When I visit schools I like to tell the kids that at their age I didn’t read books, mainly because I get a kick out of their horrified gasps, their wide say-it-ain’t so eyes. And it’s true. I grew up in a time and place where no one read much, where school was an inconvenience most people escaped from at 16 en route–if they were lucky–to jobs in factories or–if they were unlucky—to unemployment and, frequently, prison. I was very lucky indeed in that I stayed in school and was one of a very few classmates to go to university, and—apart from one uncle—was the first in my family to do so. Several factors played a part in my escape, but one of the largest was a single book.
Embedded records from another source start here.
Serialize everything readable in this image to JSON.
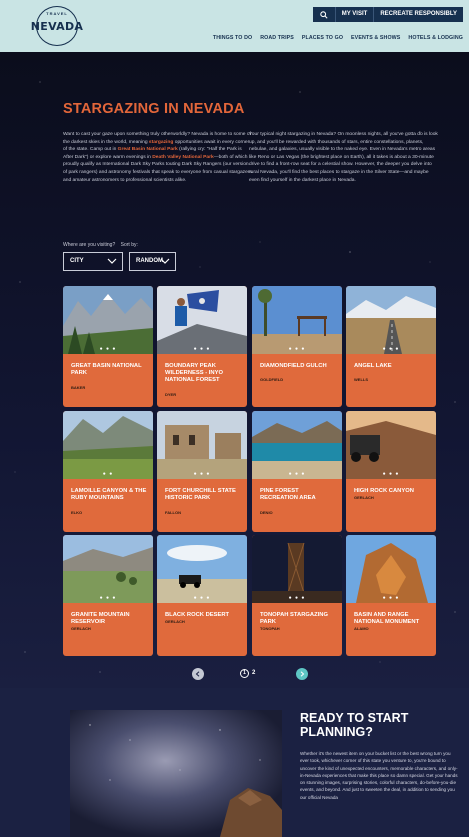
{
  "header": {
    "logo_top": "TRAVEL",
    "logo_name": "NEVADA",
    "topbar": {
      "my_visit": "MY VISIT",
      "recreate": "RECREATE RESPONSIBLY"
    },
    "nav": [
      "THINGS TO DO",
      "ROAD TRIPS",
      "PLACES TO GO",
      "EVENTS & SHOWS",
      "HOTELS & LODGING"
    ]
  },
  "intro": {
    "title": "STARGAZING IN NEVADA",
    "col1": {
      "p1": "Want to cast your gaze upon something truly otherworldly? Nevada is home to some of the darkest skies in the world, meaning ",
      "l1": "stargazing",
      "p2": " opportunities await in every corner of the state. Camp out in ",
      "l2": "Great Basin National Park",
      "p3": " (rallying cry: \"Half the Park is After Dark\") or explore warm evenings in ",
      "l3": "Death Valley National Park",
      "p4": "—both of which proudly qualify as International Dark Sky Parks touting Dark Sky Rangers (our version of park rangers) and astronomy festivals that speak to everyone from casual stargazers and amateur astronomers to professional scientists alike."
    },
    "col2": "Your typical night stargazing in Nevada? On moonless nights, all you've gotta do is look up, and you'll be rewarded with thousands of stars, entire constellations, planets, nebulae, and galaxies, usually visible to the naked eye. Even in Nevada's metro areas like Reno or Las Vegas (the brightest place on Earth), all it takes is about a 30-minute drive to find a front-row seat for a celestial show. However, the deeper you delve into rural Nevada, you'll find the best places to stargaze in the Silver State—and maybe even find yourself in the darkest place in Nevada."
  },
  "filters": {
    "visiting_label": "Where are you visiting?",
    "sort_label": "Sort by:",
    "visiting_value": "CITY",
    "sort_value": "RANDOM"
  },
  "cards": [
    {
      "name": "GREAT BASIN NATIONAL PARK",
      "location": "BAKER"
    },
    {
      "name": "BOUNDARY PEAK WILDERNESS - INYO NATIONAL FOREST",
      "location": "DYER"
    },
    {
      "name": "DIAMONDFIELD GULCH",
      "location": "GOLDFIELD"
    },
    {
      "name": "ANGEL LAKE",
      "location": "WELLS"
    },
    {
      "name": "LAMOILLE CANYON & THE RUBY MOUNTAINS",
      "location": "ELKO"
    },
    {
      "name": "FORT CHURCHILL STATE HISTORIC PARK",
      "location": "FALLON"
    },
    {
      "name": "PINE FOREST RECREATION AREA",
      "location": "DENIO"
    },
    {
      "name": "HIGH ROCK CANYON",
      "location": "GERLACH"
    },
    {
      "name": "GRANITE MOUNTAIN RESERVOIR",
      "location": "GERLACH"
    },
    {
      "name": "BLACK ROCK DESERT",
      "location": "GERLACH"
    },
    {
      "name": "TONOPAH STARGAZING PARK",
      "location": "TONOPAH"
    },
    {
      "name": "BASIN AND RANGE NATIONAL MONUMENT",
      "location": "ALAMO"
    }
  ],
  "pagination": {
    "current": "1",
    "next": "2"
  },
  "plan": {
    "title": "READY TO START PLANNING?",
    "text": "Whether it's the newest item on your bucket list or the best wrong turn you ever took, whichever corner of this state you venture to, you're bound to uncover the kind of unexpected encounters, memorable characters, and only-in-Nevada experiences that make this place so damn special. Get your hands on stunning images, surprising stories, colorful characters, do-before-you-die events, and beyond. And just to sweeten the deal, in addition to sending you our official Nevada"
  },
  "colors": {
    "accent": "#e3663a",
    "header_bg": "#c9e4e4",
    "page_bg": "#0f1226",
    "navy": "#16304f",
    "card": "#e06a3c"
  }
}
It was called The Lion, the Witch and the Wardrobe by C.S. Lewis, a book I’m sure most of my fellow Nerds have devoured at least once. A teacher recommended it to me and it saved my life.
That’s probably a bit over dramatic, but not as much as you might think. I was a nerdy kid in an industrial, working class town which wasn’t what you might call nerd-friendly. I was, I suspect, also lazy physically and intellectually, so it took a special book to grab me. This one took me out of my gray, hum drum world, through a wardrobe and into a beautiful, frozen kingdom with armies and talking animals and an epic struggle between good and evil. Who could resist that?
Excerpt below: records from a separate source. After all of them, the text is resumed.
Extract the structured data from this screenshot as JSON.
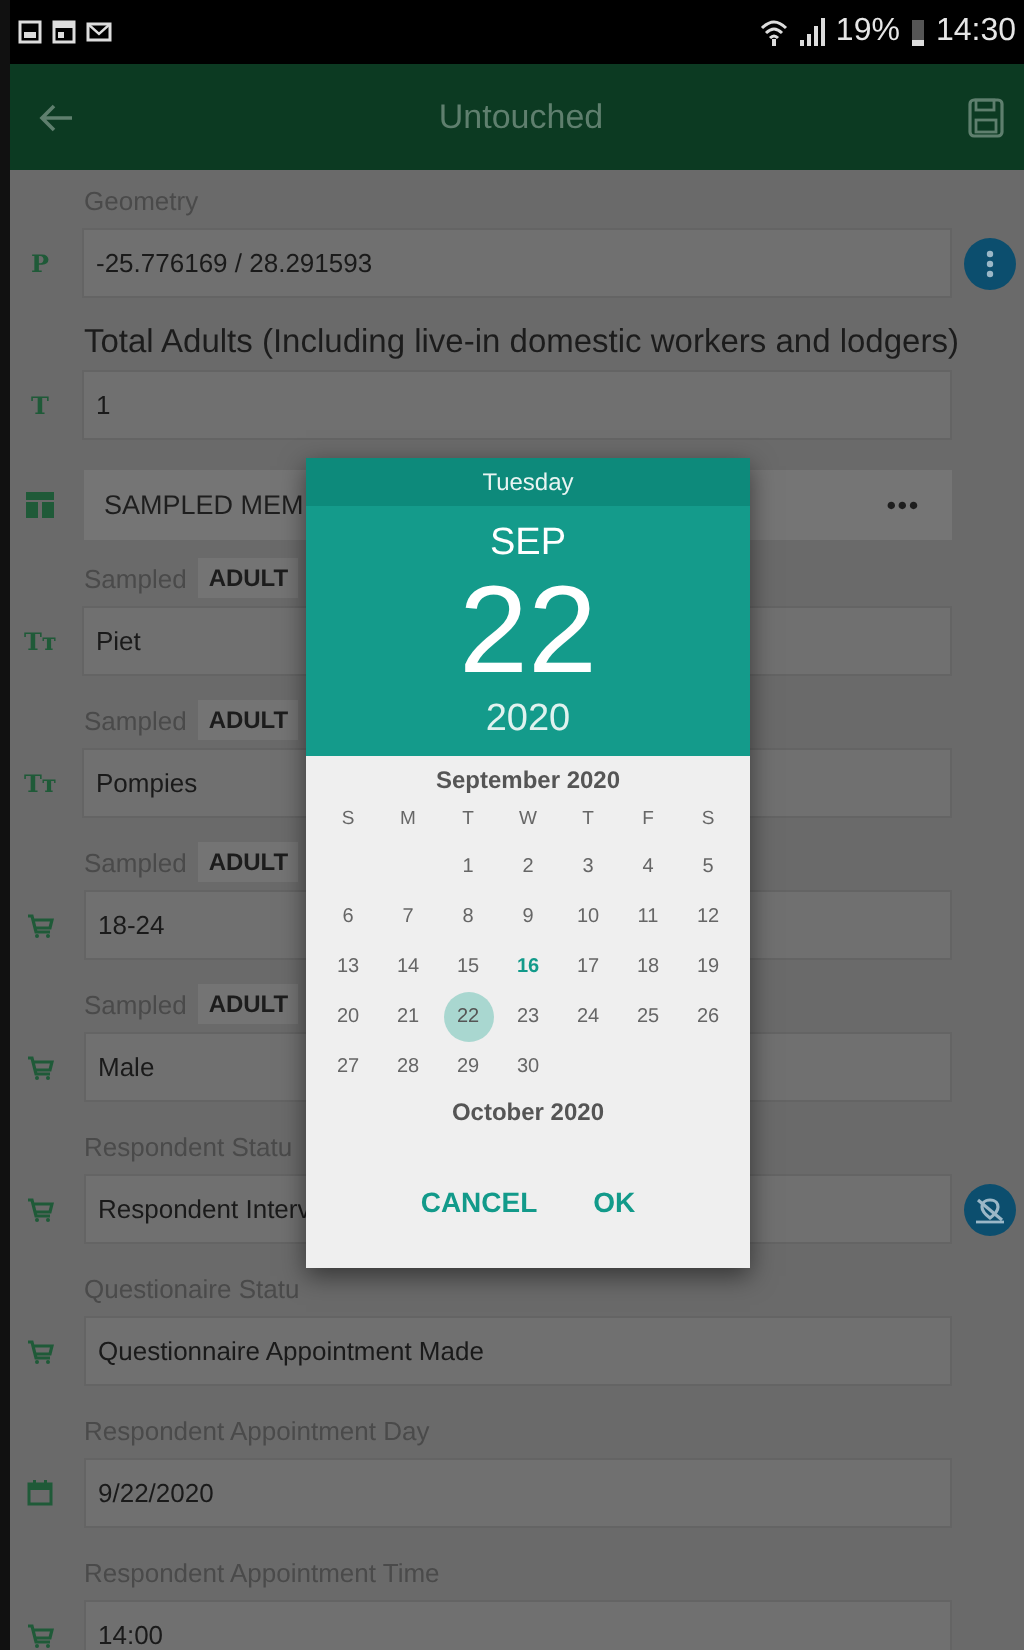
{
  "status_bar": {
    "battery_text": "19%",
    "time": "14:30"
  },
  "app_bar": {
    "title": "Untouched"
  },
  "form": [
    {
      "kind": "location_field",
      "label": "Geometry",
      "label_large": false,
      "glyph": "P",
      "value": "-25.776169 / 28.291593"
    },
    {
      "kind": "text_field",
      "label": "Total Adults (Including live-in domestic workers and lodgers)",
      "label_large": true,
      "glyph": "T",
      "value": "1"
    },
    {
      "kind": "group",
      "title": "SAMPLED MEM",
      "more": "•••"
    },
    {
      "kind": "text_field",
      "label": "Sampled",
      "chip": "ADULT",
      "label_large": false,
      "glyph": "Tт",
      "value": "Piet"
    },
    {
      "kind": "text_field",
      "label": "Sampled",
      "chip": "ADULT",
      "label_large": false,
      "glyph": "Tт",
      "value": "Pompies"
    },
    {
      "kind": "choice_field",
      "label": "Sampled",
      "chip": "ADULT",
      "label_large": false,
      "value": "18-24"
    },
    {
      "kind": "choice_field",
      "label": "Sampled",
      "chip": "ADULT",
      "label_large": false,
      "value": "Male"
    },
    {
      "kind": "status_field",
      "label": "Respondent Statu",
      "label_large": false,
      "value": "Respondent Interv"
    },
    {
      "kind": "choice_field",
      "label": "Questionaire Statu",
      "label_large": false,
      "value": "Questionnaire Appointment Made"
    },
    {
      "kind": "date_field",
      "label": "Respondent Appointment Day",
      "label_large": false,
      "value": "9/22/2020"
    },
    {
      "kind": "choice_field",
      "label": "Respondent Appointment Time",
      "label_large": false,
      "value": "14:00"
    }
  ],
  "date_dialog": {
    "weekday": "Tuesday",
    "month": "SEP",
    "day": "22",
    "year": "2020",
    "month_title": "September 2020",
    "weekday_headers": [
      "S",
      "M",
      "T",
      "W",
      "T",
      "F",
      "S"
    ],
    "weeks": [
      {
        "kind": "partial_start",
        "days": [
          {
            "label": "1",
            "selected": false,
            "today": false
          },
          {
            "label": "2",
            "selected": false,
            "today": false
          },
          {
            "label": "3",
            "selected": false,
            "today": false
          },
          {
            "label": "4",
            "selected": false,
            "today": false
          },
          {
            "label": "5",
            "selected": false,
            "today": false
          }
        ]
      },
      {
        "kind": "full",
        "days": [
          {
            "label": "6",
            "selected": false,
            "today": false
          },
          {
            "label": "7",
            "selected": false,
            "today": false
          },
          {
            "label": "8",
            "selected": false,
            "today": false
          },
          {
            "label": "9",
            "selected": false,
            "today": false
          },
          {
            "label": "10",
            "selected": false,
            "today": false
          },
          {
            "label": "11",
            "selected": false,
            "today": false
          },
          {
            "label": "12",
            "selected": false,
            "today": false
          }
        ]
      },
      {
        "kind": "full",
        "days": [
          {
            "label": "13",
            "selected": false,
            "today": false
          },
          {
            "label": "14",
            "selected": false,
            "today": false
          },
          {
            "label": "15",
            "selected": false,
            "today": false
          },
          {
            "label": "16",
            "selected": false,
            "today": true
          },
          {
            "label": "17",
            "selected": false,
            "today": false
          },
          {
            "label": "18",
            "selected": false,
            "today": false
          },
          {
            "label": "19",
            "selected": false,
            "today": false
          }
        ]
      },
      {
        "kind": "full",
        "days": [
          {
            "label": "20",
            "selected": false,
            "today": false
          },
          {
            "label": "21",
            "selected": false,
            "today": false
          },
          {
            "label": "22",
            "selected": true,
            "today": false
          },
          {
            "label": "23",
            "selected": false,
            "today": false
          },
          {
            "label": "24",
            "selected": false,
            "today": false
          },
          {
            "label": "25",
            "selected": false,
            "today": false
          },
          {
            "label": "26",
            "selected": false,
            "today": false
          }
        ]
      },
      {
        "kind": "partial_end",
        "days": [
          {
            "label": "27",
            "selected": false,
            "today": false
          },
          {
            "label": "28",
            "selected": false,
            "today": false
          },
          {
            "label": "29",
            "selected": false,
            "today": false
          },
          {
            "label": "30",
            "selected": false,
            "today": false
          }
        ]
      }
    ],
    "next_month_title": "October 2020",
    "buttons": [
      "CANCEL",
      "OK"
    ]
  }
}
But it also gave me Edmund.
Edmund, you will remember, is the boy who mocks his sister, Lucy, for her tales about the world beyond the wardrobe, and who lies about it after he has seen that world for himself. He betrays his siblings to the White Witch in exchange for Turkish delight and the promise of power, and is finally responsible for the sacrifice of Aslan himself.
I hated Edmund. He was weak and treacherous and too slow to see the wrong he had done. He wasn’t worth the gut wrenching awfulness of what was done to Aslan, the ritual humiliation and murder of the great lion bound to the stone table…
But I also knew Edmund. Peter and Susan and the others were high minded and pious in ways which was both admirable and a tad annoying. They were the good guys, and however much I might want to be like them—noble and attractive, powerful in battle and quick to do the right thing—they weren’t people I knew in my own life. They certainly weren’t me.
Because the real reason I hated Edmund was that I knew in my heart that I was quite like him.
What the book gave me wasn’t just what people sometimes dismiss contemptuously (and stupidly) as fantasy escapism. It gave me a kind of mirror, one that showed me myself in a new context against a background of snowy woods and a solitary lamppost, one that asked me what I would do if someone powerful and beautiful promised me wealth and power if I would just do some little thing I knew I shouldn’t…
Great fantasy isn’t about leaving the real world behind. It’s about showing you a perspective on reality by immersing the reader in a different world entirely. For all the magic and otherworldliness, the characters that populate such stories (when drawn well) are just as true to life as any in more conventionally realist fiction, drawn by desires, needs, fears and so forth which feel quite familiar despite their fantastic surroundings. Such stories are sometimes called speculative fiction, a term I like because it implies an essential leap of faith:
What if magic was real?
What if there were dragons?
What if an ordinary boy learned that there was a magical world in whose mysteries he was to be schooled?
And so on.
These premises tweak reality, add a condition which emerges from whimsy, from imagination, and asks a core question: if the world we have imagined were real, how would people deal with it particular conditions and challenges? In other words, once the fantasy condition is granted (the what if?) what follows is essentially realist and grounded in character. People who think fantasy is essentially disposable, that it’s a dodge of reality rather than an engagement with it in new and vibrant terms, are guilty of a failure of the imagination
When I set out to write my Darwen Arkwright series I was, in part, driven by this idea, and—of course—by the memory of what it was like to discover not just a fictional world within a single book, but to discover books in general. The wardrobe was, for me, not merely a gateway to Narnia. It was a gateway to Tolkien, to Earthsea, to Sherlock Holmes’s foggy London, and in turn to Agatha Christie, Dickens, Shakespeare and a world of reading. Through that wardrobe was all I would discover within the books I have read since. I still feel it when I pick up a novel, that sense of pushing through the coats at the back and into the bright, crisp air of an enchanted forest.
For Darwen the wardrobe gateway is a mirror which, after sundown, turns into a door to another world, a world which is beautiful and strange, but full of monsters trying to get out, monsters which want something from human children. The books belong in a long tradition of such tales and I think—I hope—that they can stand alongside those other books because they use fantasy with all its strangeness and capacity to incite excitement and wonder, to tell what are essentially real, human stories.
A.J. Hartley (Robinson Professor of Shakespeare at UNC Charlotte) is the international bestselling author of 4 mystery/thrillers, the fantasy novels Act of Will and Will Power, the Audie nominated Macbeth, a Novel (with David Hewson), and the Darwen Arkwright adventure series which won SIBA’s young adult book of 2012. His latest novel is the final book of the trilogy, Darwen Arkwright and the School of Shadows. You can learn more about him than you could ever want to know at www.ajhartley.net